What you return must match the listing below exactly.

···

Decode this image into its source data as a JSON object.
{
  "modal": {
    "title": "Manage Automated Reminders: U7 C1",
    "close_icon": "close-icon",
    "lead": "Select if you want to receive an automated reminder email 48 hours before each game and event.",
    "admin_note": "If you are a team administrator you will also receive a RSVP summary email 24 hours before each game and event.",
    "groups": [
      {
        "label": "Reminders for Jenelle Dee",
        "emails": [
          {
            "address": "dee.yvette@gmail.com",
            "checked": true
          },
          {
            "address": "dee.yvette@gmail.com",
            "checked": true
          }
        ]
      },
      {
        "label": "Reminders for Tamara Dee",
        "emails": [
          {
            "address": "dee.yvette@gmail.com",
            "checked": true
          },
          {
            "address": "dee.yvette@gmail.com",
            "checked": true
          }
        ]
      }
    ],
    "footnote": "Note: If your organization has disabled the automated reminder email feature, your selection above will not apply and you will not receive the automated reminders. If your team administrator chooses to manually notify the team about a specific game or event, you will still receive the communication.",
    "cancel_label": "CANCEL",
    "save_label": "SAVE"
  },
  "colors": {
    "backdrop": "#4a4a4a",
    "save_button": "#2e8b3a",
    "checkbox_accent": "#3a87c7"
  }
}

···

### Output for this task
Decode this image into its source data as a JSON object.
{
  "modal": {
    "title": "Manage Automated Reminders: U7 C1",
    "close_icon": "close-icon",
    "lead": "Select if you want to receive an automated reminder email 48 hours before each game and event.",
    "admin_note": "If you are a team administrator you will also receive a RSVP summary email 24 hours before each game and event.",
    "groups": [
      {
        "label": "Reminders for Jenelle Dee",
        "emails": [
          {
            "address": "dee.yvette@gmail.com",
            "checked": true
          },
          {
            "address": "dee.yvette@gmail.com",
            "checked": true
          }
        ]
      },
      {
        "label": "Reminders for Tamara Dee",
        "emails": [
          {
            "address": "dee.yvette@gmail.com",
            "checked": true
          },
          {
            "address": "dee.yvette@gmail.com",
            "checked": true
          }
        ]
      }
    ],
    "footnote": "Note: If your organization has disabled the automated reminder email feature, your selection above will not apply and you will not receive the automated reminders. If your team administrator chooses to manually notify the team about a specific game or event, you will still receive the communication.",
    "cancel_label": "CANCEL",
    "save_label": "SAVE"
  },
  "colors": {
    "backdrop": "#4a4a4a",
    "save_button": "#2e8b3a",
    "checkbox_accent": "#3a87c7"
  }
}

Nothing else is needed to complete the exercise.